(Website and app data records)
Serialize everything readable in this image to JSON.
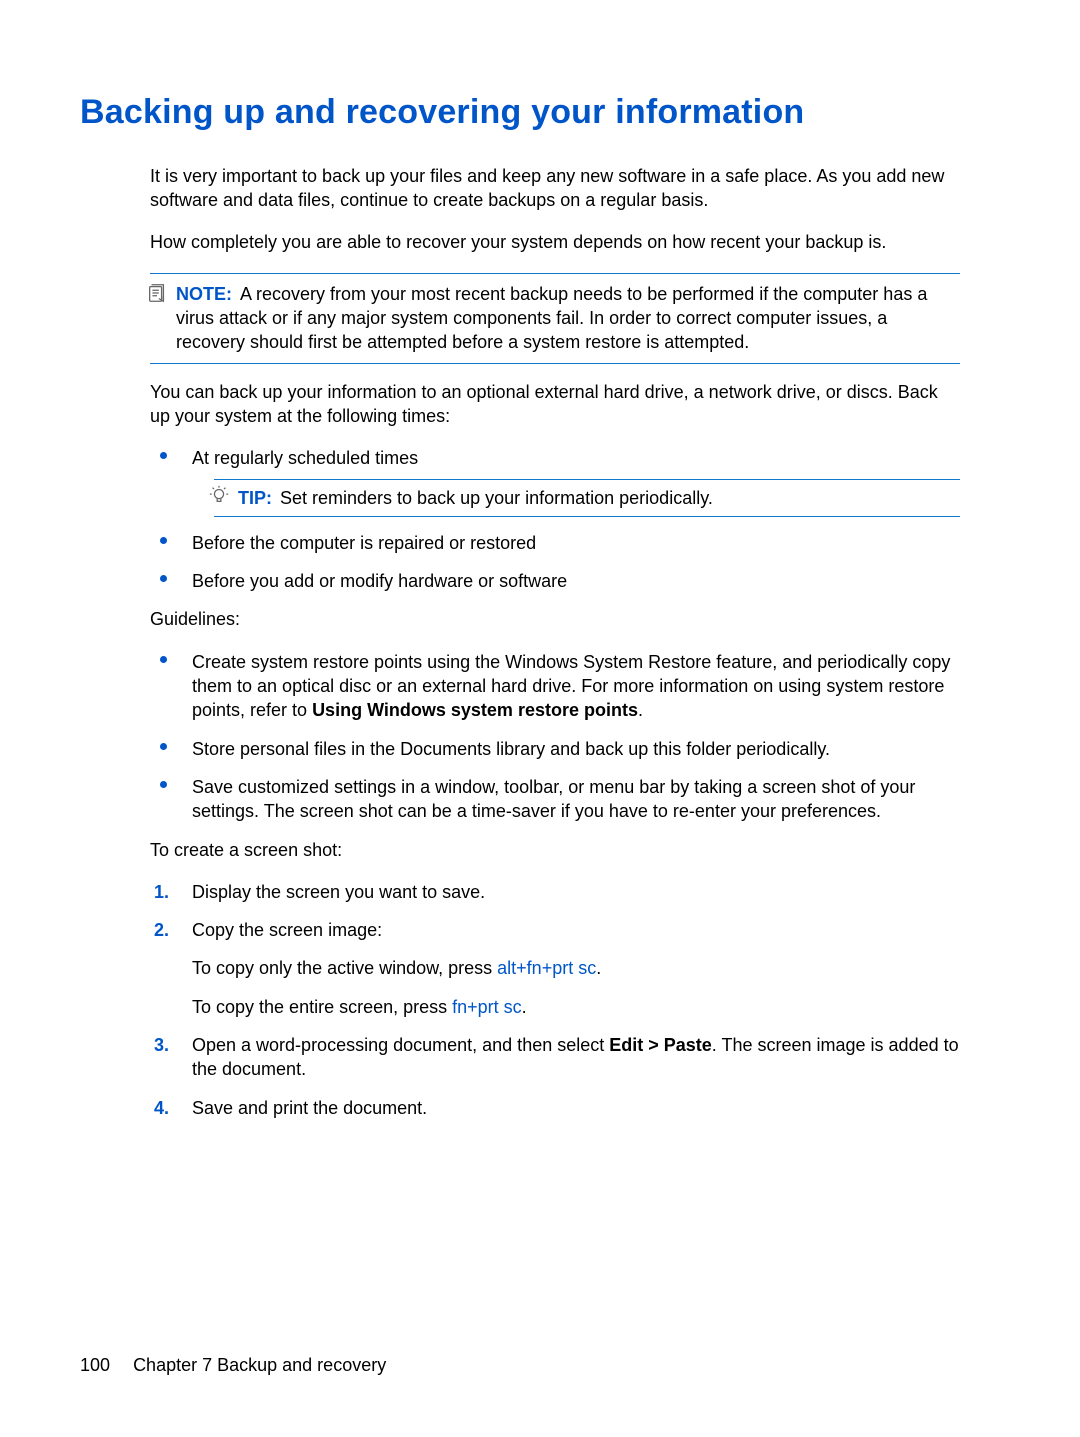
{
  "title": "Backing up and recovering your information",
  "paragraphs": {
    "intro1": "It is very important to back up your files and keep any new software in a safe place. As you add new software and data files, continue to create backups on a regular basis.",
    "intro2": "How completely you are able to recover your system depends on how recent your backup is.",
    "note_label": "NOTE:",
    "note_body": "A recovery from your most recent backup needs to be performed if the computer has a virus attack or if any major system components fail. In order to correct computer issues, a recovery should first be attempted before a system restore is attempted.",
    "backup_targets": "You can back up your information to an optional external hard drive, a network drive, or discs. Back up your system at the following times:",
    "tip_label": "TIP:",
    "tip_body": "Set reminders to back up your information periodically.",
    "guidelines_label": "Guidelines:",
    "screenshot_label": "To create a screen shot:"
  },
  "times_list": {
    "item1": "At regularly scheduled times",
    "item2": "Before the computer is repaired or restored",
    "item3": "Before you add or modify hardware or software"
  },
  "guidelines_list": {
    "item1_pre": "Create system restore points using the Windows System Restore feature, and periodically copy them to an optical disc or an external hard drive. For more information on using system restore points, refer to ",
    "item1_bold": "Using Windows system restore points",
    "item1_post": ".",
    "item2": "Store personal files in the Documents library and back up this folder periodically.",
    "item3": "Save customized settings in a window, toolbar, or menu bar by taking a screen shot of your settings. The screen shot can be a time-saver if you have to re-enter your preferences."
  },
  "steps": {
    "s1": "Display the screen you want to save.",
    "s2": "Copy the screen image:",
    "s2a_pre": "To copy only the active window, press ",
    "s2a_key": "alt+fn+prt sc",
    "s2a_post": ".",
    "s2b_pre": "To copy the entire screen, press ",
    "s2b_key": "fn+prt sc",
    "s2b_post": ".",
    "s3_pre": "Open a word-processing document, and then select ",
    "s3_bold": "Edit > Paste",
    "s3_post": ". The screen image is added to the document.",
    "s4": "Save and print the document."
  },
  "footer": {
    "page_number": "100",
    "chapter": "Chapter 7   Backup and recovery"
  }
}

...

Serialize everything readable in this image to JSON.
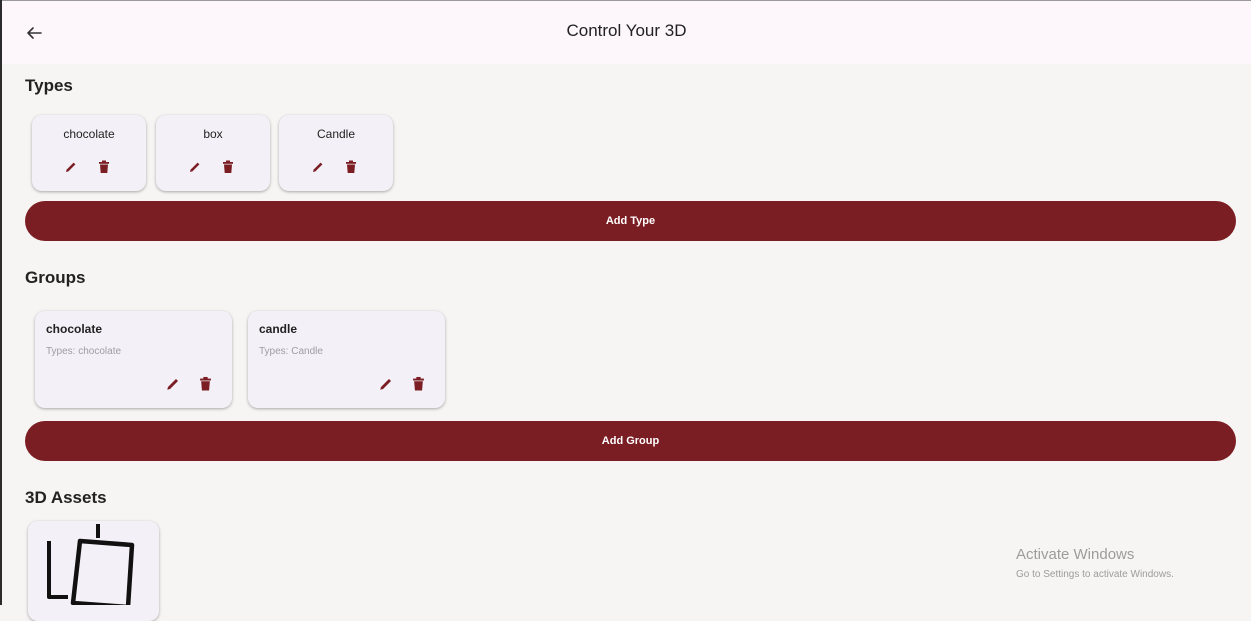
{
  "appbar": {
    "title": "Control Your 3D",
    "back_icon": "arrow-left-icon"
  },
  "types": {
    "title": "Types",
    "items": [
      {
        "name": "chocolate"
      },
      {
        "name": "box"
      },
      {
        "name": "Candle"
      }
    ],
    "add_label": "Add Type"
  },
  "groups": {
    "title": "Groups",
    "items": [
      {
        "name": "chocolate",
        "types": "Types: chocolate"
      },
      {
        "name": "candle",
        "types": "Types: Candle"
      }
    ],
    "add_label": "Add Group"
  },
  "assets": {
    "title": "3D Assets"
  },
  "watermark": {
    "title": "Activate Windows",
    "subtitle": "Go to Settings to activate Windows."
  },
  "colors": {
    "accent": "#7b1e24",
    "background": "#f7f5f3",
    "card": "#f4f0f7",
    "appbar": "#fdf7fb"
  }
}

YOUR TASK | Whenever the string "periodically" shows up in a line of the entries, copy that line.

THE COMPLETED TASK |
    "tip_body": "Set reminders to back up your information periodically.",
    "item1_pre": "Create system restore points using the Windows System Restore feature, and periodically copy them to an optical disc or an external hard drive. For more information on using system restore points, refer to ",
    "item2": "Store personal files in the Documents library and back up this folder periodically.",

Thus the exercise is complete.